🦞 “In Colorado and other states, we see a positive track record for the National Trust for Local News, and we look forward to learning more about their plans,” said the executive board of the News Guild of Maine about news that the nonprofit that purchased a string of Colorado papers in 2021 is now buying newspapers in the Pine Tree State. The organization “has philanthropic funders that include the Gates Family Foundation, the Google News Initiative and the Knight Foundation,” The New York Times reported. Bangor Daily has more details about how the Maine newspaper deal came together that includes details about Colorado as a pilot and the financing here.

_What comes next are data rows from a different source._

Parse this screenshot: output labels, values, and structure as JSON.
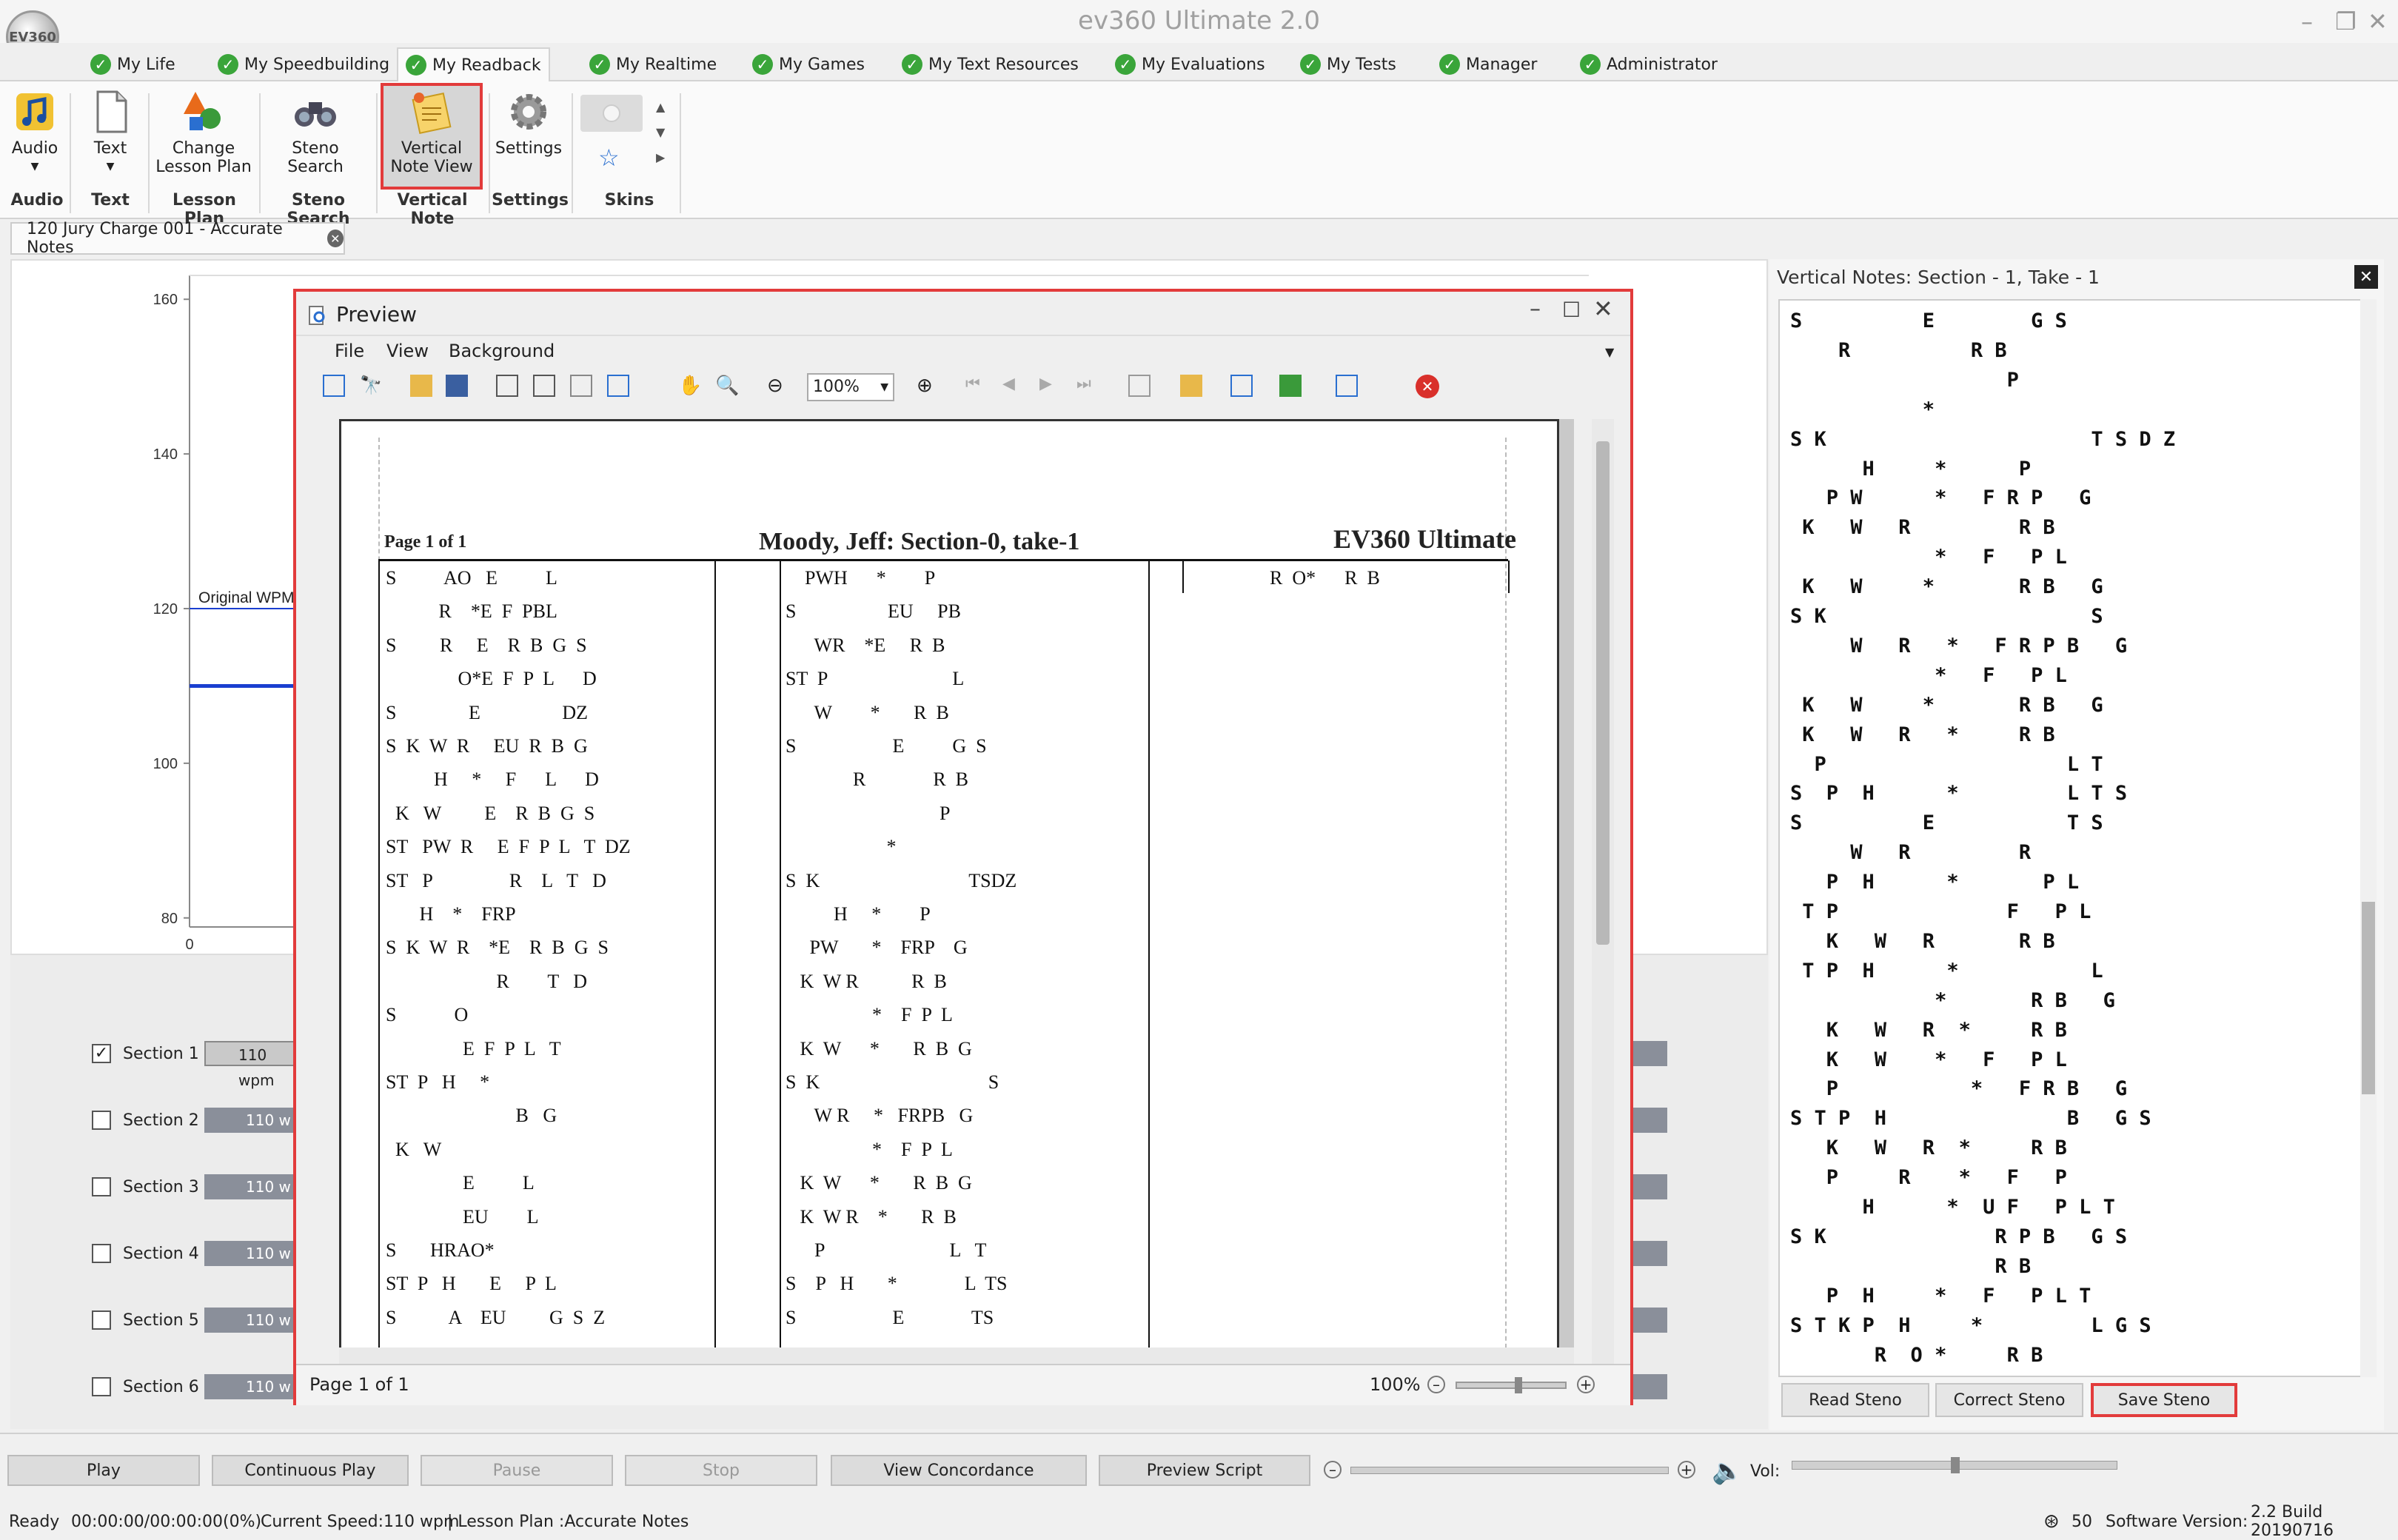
{
  "app": {
    "title": "ev360 Ultimate 2.0",
    "logo_text": "EV360"
  },
  "tabs": [
    "My Life",
    "My Speedbuilding",
    "My Readback",
    "My Realtime",
    "My Games",
    "My Text Resources",
    "My Evaluations",
    "My Tests",
    "Manager",
    "Administrator"
  ],
  "ribbon": {
    "buttons": {
      "audio": "Audio",
      "text": "Text",
      "change_lesson": "Change Lesson Plan",
      "steno_search": "Steno Search",
      "vertical_note": "Vertical Note View",
      "settings": "Settings"
    },
    "groups": {
      "audio": "Audio",
      "text": "Text",
      "lesson": "Lesson Plan",
      "steno": "Steno Search",
      "vertical": "Vertical Note",
      "settings": "Settings",
      "skins": "Skins"
    }
  },
  "doc_tab": "120 Jury Charge 001 - Accurate Notes",
  "chart": {
    "type": "line",
    "yticks": [
      "160",
      "140",
      "120",
      "100",
      "80"
    ],
    "xtick": "0",
    "original_label": "Original WPM",
    "series_value": 110,
    "original_value": 120
  },
  "sections": [
    {
      "label": "Section 1",
      "checked": true,
      "speed": "110 wpm"
    },
    {
      "label": "Section 2",
      "checked": false,
      "speed": "110 w"
    },
    {
      "label": "Section 3",
      "checked": false,
      "speed": "110 w"
    },
    {
      "label": "Section 4",
      "checked": false,
      "speed": "110 w"
    },
    {
      "label": "Section 5",
      "checked": false,
      "speed": "110 w"
    },
    {
      "label": "Section 6",
      "checked": false,
      "speed": "110 w"
    }
  ],
  "vertical_notes": {
    "title": "Vertical Notes: Section - 1, Take - 1",
    "lines": [
      "S          E        G S",
      "    R          R B",
      "                  P",
      "           *",
      "S K                      T S D Z",
      "      H     *      P",
      "   P W      *   F R P   G",
      " K   W   R         R B",
      "            *   F   P L",
      " K   W     *       R B   G",
      "S K                      S",
      "     W   R   *   F R P B   G",
      "            *   F   P L",
      " K   W     *       R B   G",
      " K   W   R   *     R B",
      "  P                    L T",
      "S  P  H      *         L T S",
      "S          E           T S",
      "     W   R         R",
      "   P  H      *       P L",
      " T P              F   P L",
      "   K   W   R       R B",
      " T P  H      *           L",
      "            *       R B   G",
      "   K   W   R  *     R B",
      "   K   W    *   F   P L",
      "   P           *   F R B   G",
      "S T P  H               B   G S",
      "   K   W   R  *     R B",
      "   P     R    *   F   P",
      "      H      *  U F   P L T",
      "S K              R P B   G S",
      "                 R B",
      "   P  H     *   F   P L T",
      "S T K P  H     *         L G S",
      "       R  O *     R B"
    ],
    "buttons": {
      "read": "Read Steno",
      "correct": "Correct Steno",
      "save": "Save Steno"
    }
  },
  "preview": {
    "title": "Preview",
    "menu": [
      "File",
      "View",
      "Background"
    ],
    "zoom": "100%",
    "page_label": "Page 1 of 1",
    "page_title": "Moody, Jeff: Section-0, take-1",
    "brand": "EV360 Ultimate",
    "col1": [
      "S          AO   E          L",
      "           R    *E  F  PBL",
      "S         R     E    R  B  G  S",
      "               O*E  F  P  L      D",
      "S               E                 DZ",
      "S  K  W  R     EU  R  B  G",
      "          H     *     F      L      D",
      "  K   W         E    R  B  G  S",
      "ST   PW  R     E  F  P  L   T  DZ",
      "ST   P                R    L   T   D",
      "       H    *    FRP",
      "S  K  W  R    *E    R  B  G  S",
      "                       R        T   D",
      "S            O",
      "                E  F  P  L   T",
      "ST  P   H     *",
      "                           B   G",
      "  K   W",
      "                E          L",
      "                EU        L",
      "S       HRAO*",
      "ST  P   H       E     P  L",
      "S           A    EU         G  S  Z"
    ],
    "col2": [
      "    PWH      *        P",
      "S                   EU     PB",
      "      WR    *E     R  B",
      "ST  P                          L",
      "      W        *       R  B",
      "S                    E          G  S",
      "              R              R  B",
      "                                P",
      "                     *",
      "S  K                               TSDZ",
      "          H     *        P",
      "     PW       *    FRP    G",
      "   K  W R           R  B",
      "                  *    F  P  L",
      "   K  W      *       R  B  G",
      "S  K                                   S",
      "      W R     *   FRPB   G",
      "                  *    F  P  L",
      "   K  W      *       R  B  G",
      "   K  W R    *       R  B",
      "      P                          L   T",
      "S    P   H       *              L  TS",
      "S                    E              TS"
    ],
    "col3": [
      "R  O*      R  B"
    ],
    "status_page": "Page 1 of 1",
    "status_zoom": "100%"
  },
  "bottom": {
    "play": "Play",
    "continuous": "Continuous Play",
    "pause": "Pause",
    "stop": "Stop",
    "concordance": "View Concordance",
    "preview_script": "Preview  Script",
    "vol_label": "Vol:"
  },
  "status": {
    "ready": "Ready",
    "time": "00:00:00/00:00:00(0%)",
    "speed": "Current Speed:110 wpm",
    "lesson": "| Lesson Plan :Accurate Notes",
    "count": "50",
    "version_label": "Software Version:",
    "version": "2.2 Build 20190716"
  }
}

💰 “The building in RiNo where television station Denver7 will move has sold for more than twice what it fetched in 2016,” Thomas Gounley reported for BusinessDen. “Ivy Denver7 Property LLC paid $26.35 million … for the 2323 Delgany St. property, according to public records. It financed the deal with a $14.63 million loan at 5.82 percent interest.”

💨 Jennifer Kovaleski has left Denver7 for ABC15 in Phoenix, Arizona.

⛷ Seth Masia is “being inducted into the Colorado Snowsports Hall of Fame Class of 2023,” the Twitter account for the Colorado Snowsports Museum posted. “Few Colorado-based ski writers are respected as widely as Seth,” the account added. “He was a key editor and writer for SKI Magazine at the peak of its influence & pioneered online ski journalism.”

⚙️ Louis Wertz is “looking for a few fresh and available” freelance science journalists in July and August “for the upcoming issue of On Land for some short pieces. Preferably located in the American West, though not required.”

I’m Corey Hutchins, co-director of Colorado College’s Journalism Institute. For nearly a decade I’ve reported on the U.S. local media scene for Columbia Journalism Review, and I’ve been a journalist for longer at multiple news organizations. Colorado Media Project is underwriting this newsletter, and my “Inside the News” column appears at COLab, both of which I sometimes write about here. Follow me on Twitter, reply or subscribe to this weekly newsletter here, or e-mail me at CoreyHutchins [at] gmail [dot] com.